Telling lies
At any point of the job application process, it is important to remember that if you tell lies, you will generally be found out. You may feel that you should impress an interviewer by claiming to be the best salesperson your company has ever seen or that you manage 4 staff; however if this is not the truth, it will come out in the end. Extravagant fanciful claims of how good you are may seem a little too hard to believe. You may not be aware, but your interviewer perhaps may know immediately that you are lying. They may know other people who work where you work, they may have even worked there themselves. Consequently, fabricating things in a bid to impress will only serve to do the exact opposite.

Being negative
If you have worked somewhere and really disliked it, whether because of your colleagues, your line manager or even the work itself, an interview is not the place to reveal this. No matter how difficult that place or those former colleagues or managers may have been, you should never speak about them in a negative way to a potential future employer. It immediately sets alarm bells ringing to an interviewer. Even if you have had just cause for your dislike, keep your opinions to yourself.

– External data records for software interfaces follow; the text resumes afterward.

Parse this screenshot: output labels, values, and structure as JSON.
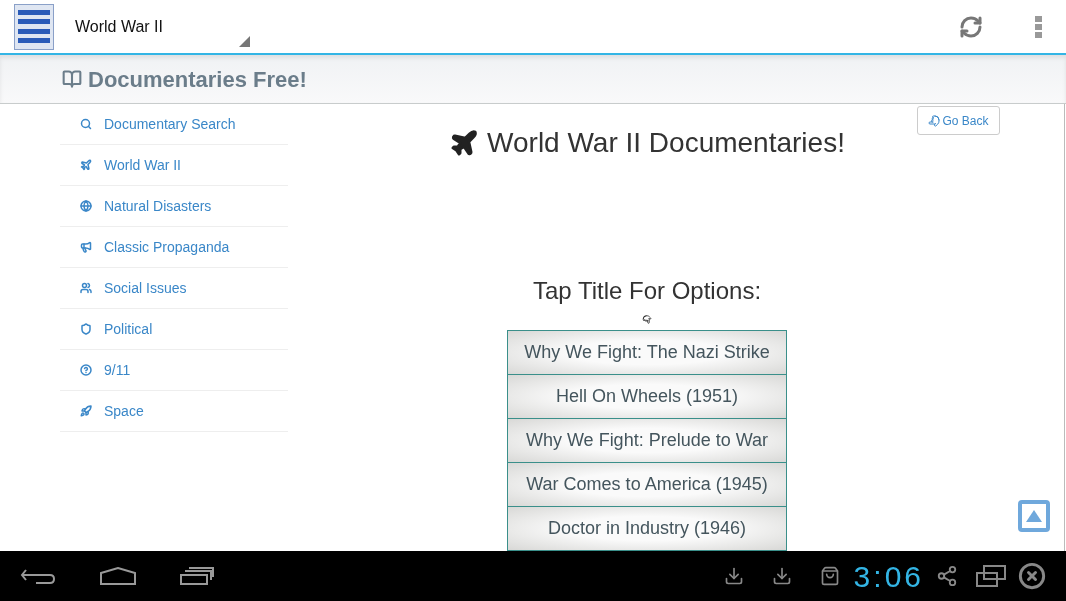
{
  "action_bar": {
    "title": "World War II"
  },
  "header": {
    "title": "Documentaries Free!"
  },
  "sidebar": {
    "items": [
      {
        "label": "Documentary Search"
      },
      {
        "label": "World War II"
      },
      {
        "label": "Natural Disasters"
      },
      {
        "label": "Classic Propaganda"
      },
      {
        "label": "Social Issues"
      },
      {
        "label": "Political"
      },
      {
        "label": "9/11"
      },
      {
        "label": "Space"
      }
    ]
  },
  "main": {
    "go_back": "Go Back",
    "title": "World War II Documentaries!",
    "prompt": "Tap Title For Options:",
    "titles": [
      "Why We Fight: The Nazi Strike",
      "Hell On Wheels (1951)",
      "Why We Fight: Prelude to War",
      "War Comes to America (1945)",
      "Doctor in Industry (1946)"
    ]
  },
  "system_bar": {
    "time": "3:06"
  }
}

An interviewer will, rightly or wrongly, make an assumption that if they were to recruit you, in a matter of months or years’ time, you would be speaking in a negative manner about them to someone else. Do the professional thing and keep those thoughts close to your chest.

Lack of interest
An interviewer can tell quite quickly if a candidate appears to be genuinely interested or not. Obviously things like body language can give the game away. However, your responses to questions and responses when the interviewer is talking also can convey whether you are enthused about the role and the company or whether you really couldn’t care less.
Employers want prospective employees to be interested and enthusiastic and if you appear instead to be indifferent, nonchalant or worse still, bored, they certainly will not be interested in hiring you.

We’ve highlighted some things not to do – ways to fail a job interview. Got any other tips that you’d like to share? Do let us know via the comments section below.

Still feel that you need more interview advice? Check out Anson Reed, specialists in online interview training and 1-2-1 Interview coaching.

Discussion

No comments yet.

Post a Comment


+ 2 = 7

Employable EBook

Employable EBook
Follow

Get every new post on this blog delivered to your Inbox.

Join other followers:

Directory powered by Business Directory Plugin